Go through the records and show each line where the word "profile" occurs.

(Dataset rows for apps and sites)
◆ ◆ ◆ ◆ ◆ ◆ ◆

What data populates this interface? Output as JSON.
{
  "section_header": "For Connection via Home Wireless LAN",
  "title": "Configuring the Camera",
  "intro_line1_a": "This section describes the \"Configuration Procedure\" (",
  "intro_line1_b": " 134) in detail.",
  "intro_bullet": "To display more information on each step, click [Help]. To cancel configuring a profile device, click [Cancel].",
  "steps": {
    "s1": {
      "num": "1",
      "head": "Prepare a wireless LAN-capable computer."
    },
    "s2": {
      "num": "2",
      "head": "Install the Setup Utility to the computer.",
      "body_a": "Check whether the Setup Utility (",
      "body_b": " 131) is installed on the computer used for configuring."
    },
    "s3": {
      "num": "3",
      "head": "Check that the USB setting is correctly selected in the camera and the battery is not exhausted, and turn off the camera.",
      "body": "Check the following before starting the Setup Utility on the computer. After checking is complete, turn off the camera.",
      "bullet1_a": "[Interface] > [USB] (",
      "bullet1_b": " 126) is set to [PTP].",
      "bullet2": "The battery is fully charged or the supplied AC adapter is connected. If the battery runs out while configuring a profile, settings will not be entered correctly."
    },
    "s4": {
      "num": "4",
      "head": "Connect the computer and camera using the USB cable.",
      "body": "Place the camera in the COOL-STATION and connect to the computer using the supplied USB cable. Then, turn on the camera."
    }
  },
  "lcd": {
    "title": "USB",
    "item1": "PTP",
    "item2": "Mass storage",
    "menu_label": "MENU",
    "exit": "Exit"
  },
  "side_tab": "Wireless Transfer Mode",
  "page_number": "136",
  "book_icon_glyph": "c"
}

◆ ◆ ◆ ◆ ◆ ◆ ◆

▶ [Written answer]
  "intro_bullet": "To display more information on each step, click [Help]. To cancel configuring a profile device, click [Cancel].",
      "bullet2": "The battery is fully charged or the supplied AC adapter is connected. If the battery runs out while configuring a profile, settings will not be entered correctly."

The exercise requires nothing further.